“[Upon] invitation we forthwith repaired to the elegant banking house of the firm…and were admitted to their coining room in the basement, were we preparations almost complete for the issue of Pikes Peak coin. A hundred ‘blanks’ had been prepared, weight, fineness tested, and last manipulation gone through with prior to their passage through the stamping press. The little engine that drives the machinery was fired up, belts adjusted, and between 3 and 4 o’clock the machinery was put in motion and ‘mint drop’ of the value of $10 each began dropping into a tin pail with the most musical ‘clink.’ About $1,000 was turned out, at the rate of fifteen or twenty coin a minute, which was deemed satisfactory for the first equipment. The coins—of which none but $10 pieces are yet coined—are seventeen grains heavier than the United States coin of the same denomination.
On the face is a representation of the Peak, its base surrounded by a forest of timber, and ‘Pikes Peak Gold’ encircling the summit. Immediately under its base is the word ‘Denver’ and beneath it ‘Ten D.’ On the reverse is the American eagle, encircled by the name of the firm ‘Clark, Gruber & Co. and beneath the date ‘1860.’ The coin has a little roughness peculiar to newness, but is upon the whole, very credible in appearance, and is a vast improvement over ‘dust’ as a circulating medium.”

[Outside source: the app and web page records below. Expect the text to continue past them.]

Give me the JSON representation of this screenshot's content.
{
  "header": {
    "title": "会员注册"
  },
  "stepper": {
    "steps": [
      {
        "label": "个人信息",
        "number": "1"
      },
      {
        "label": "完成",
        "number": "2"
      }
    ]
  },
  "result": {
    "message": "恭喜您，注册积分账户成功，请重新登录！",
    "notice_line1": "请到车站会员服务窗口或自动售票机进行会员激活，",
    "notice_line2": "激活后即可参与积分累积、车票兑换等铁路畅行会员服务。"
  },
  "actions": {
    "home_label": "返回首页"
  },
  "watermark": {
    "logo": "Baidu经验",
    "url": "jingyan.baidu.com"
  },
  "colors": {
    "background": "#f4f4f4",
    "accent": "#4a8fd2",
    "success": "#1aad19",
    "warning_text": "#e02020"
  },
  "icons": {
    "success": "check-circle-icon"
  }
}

By the end of October 1860, Clark, Gruber & Company had struck $120,000 worth of dust into coins. These coins, known as “Pikes Peak Gold,” assayed at a higher value than the same denomination of United States gold coins and traded at a premium to “coin of the realm.” At no other time or place in U.S. history has nay other financial institution simultaneously conducted commercial banking and a gold coin minting operation. Clark, Gruber & Company’s Bank and Mint was truly unique.
As the Civil War progressed and an air of anxious uncertainty clouded the near future of the Union, Messrs. Clark and Gruber eagerly sold the assaying and minting function of Clark, Gruber & Company along with the building and equipment to the United States government for $25,000. Thus the Denver branch of the U.S. Mint was founded.

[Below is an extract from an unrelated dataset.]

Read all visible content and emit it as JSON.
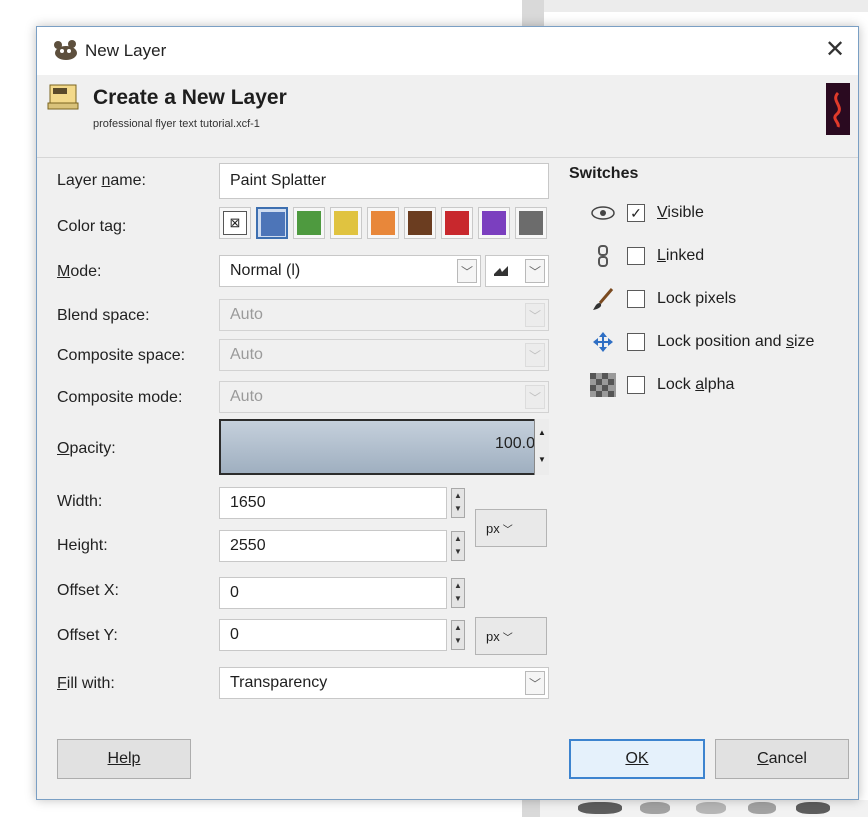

In 1865, the commercial banking function of Clark & Company (Gruber had resigned in 1864) was merged into a newly chartered “national association” called the First National Bank of Denver.